> WHAT NEEDS TO BE DONE: In the records below, find each line with the word "avatar" and copy it.

Data about app and page elements:
***
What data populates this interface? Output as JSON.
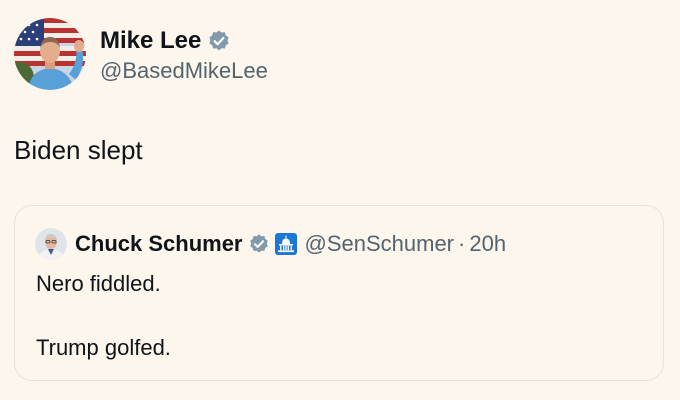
{
  "tweet": {
    "author": {
      "name": "Mike Lee",
      "handle": "@BasedMikeLee",
      "avatar_icon": "avatar-photo-flag",
      "verified_icon": "verified-badge-icon"
    },
    "text": "Biden slept",
    "quote": {
      "author": {
        "name": "Chuck Schumer",
        "handle": "@SenSchumer",
        "avatar_icon": "avatar-photo",
        "verified_icon": "verified-badge-icon",
        "affiliation_icon": "capitol-building-icon"
      },
      "separator": "·",
      "time": "20h",
      "lines": [
        "Nero fiddled.",
        "Trump golfed."
      ]
    }
  },
  "colors": {
    "background": "#fcf6ec",
    "text_primary": "#0f1419",
    "text_secondary": "#536471",
    "verified_gray": "#829aab",
    "gov_blue": "#1d75d6",
    "card_border": "#e9e2d6"
  }
}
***
> EXERCISE OUTPUT:
      "avatar_icon": "avatar-photo-flag",
        "avatar_icon": "avatar-photo",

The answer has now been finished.